_WHAT YOU HAVE TO DO_. Take from the material every line that contains the word "Apply".

_RECORDED INFORMATION_.
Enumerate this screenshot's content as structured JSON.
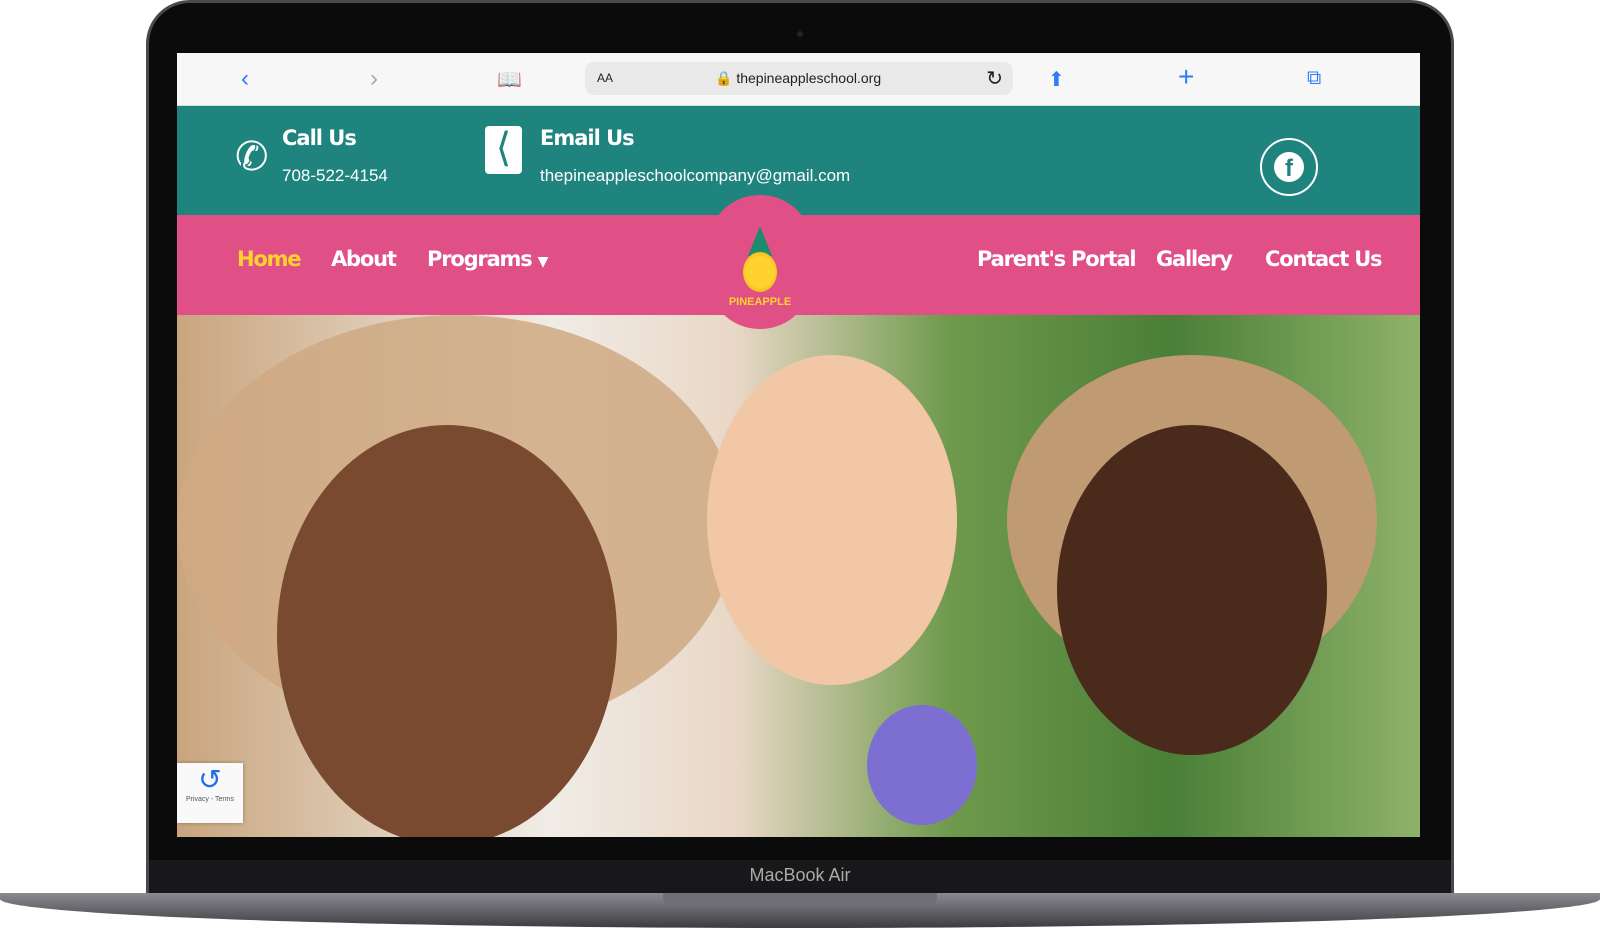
{
  "device": {
    "label": "MacBook Air"
  },
  "browser": {
    "text_size": "AA",
    "url": "thepineappleschool.org",
    "icons": [
      "back-icon",
      "forward-icon",
      "bookmarks-icon",
      "lock-icon",
      "reload-icon",
      "share-icon",
      "new-tab-icon",
      "tabs-icon"
    ]
  },
  "topbar": {
    "call_title": "Call Us",
    "phone": "708-522-4154",
    "email_title": "Email Us",
    "email": "thepineappleschoolcompany@gmail.com",
    "social": "facebook-icon"
  },
  "nav": {
    "items": [
      {
        "label": "Home",
        "active": true
      },
      {
        "label": "About"
      },
      {
        "label": "Programs",
        "dropdown": true
      },
      {
        "label": "Parent's Portal"
      },
      {
        "label": "Gallery"
      },
      {
        "label": "Contact Us"
      }
    ],
    "logo_text": "PINEAPPLE"
  },
  "recaptcha": {
    "label": "Privacy - Terms"
  },
  "colors": {
    "teal": "#20847e",
    "pink": "#e04f85",
    "active": "#ffd230"
  }
}
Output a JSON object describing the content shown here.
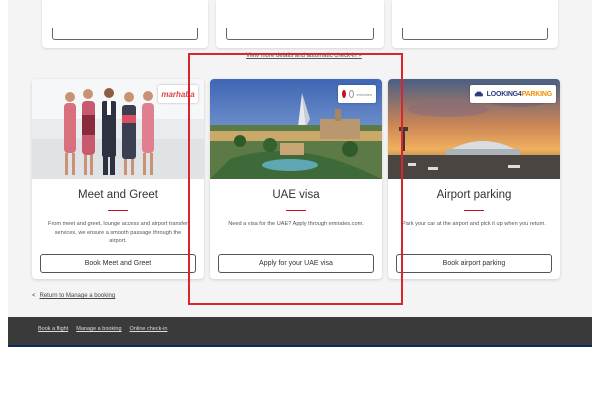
{
  "top": {
    "link_text": "View more details and automatic check-in >"
  },
  "cards": [
    {
      "title": "Meet and Greet",
      "description": "From meet and greet, lounge access and airport transfer services, we ensure a smooth passage through the airport.",
      "button_label": "Book Meet and Greet",
      "badge_text": "marhaba",
      "image_icon": "meet-and-greet-staff-photo"
    },
    {
      "title": "UAE visa",
      "description": "Need a visa for the UAE? Apply through emirates.com.",
      "button_label": "Apply for your UAE visa",
      "badge_text": "emirates",
      "image_icon": "dubai-burj-al-arab-photo"
    },
    {
      "title": "Airport parking",
      "description": "Park your car at the airport and pick it up when you return.",
      "button_label": "Book airport parking",
      "badge_text_part1": "LOOKING4",
      "badge_text_part2": "PARKING",
      "image_icon": "airport-sunset-photo"
    }
  ],
  "return_link": {
    "arrow": "<",
    "label": "Return to Manage a booking"
  },
  "footer": {
    "links": [
      "Book a flight",
      "Manage a booking",
      "Online check-in"
    ]
  },
  "colors": {
    "accent_red": "#c60c30",
    "highlight_red": "#d9262c",
    "footer_bg": "#3a3a3a",
    "page_bg": "#f4f4f4"
  }
}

_SOLUTION FOR THIS PROBLEM_.
      "description": "Need a visa for the UAE? Apply through emirates.com.",
      "button_label": "Apply for your UAE visa",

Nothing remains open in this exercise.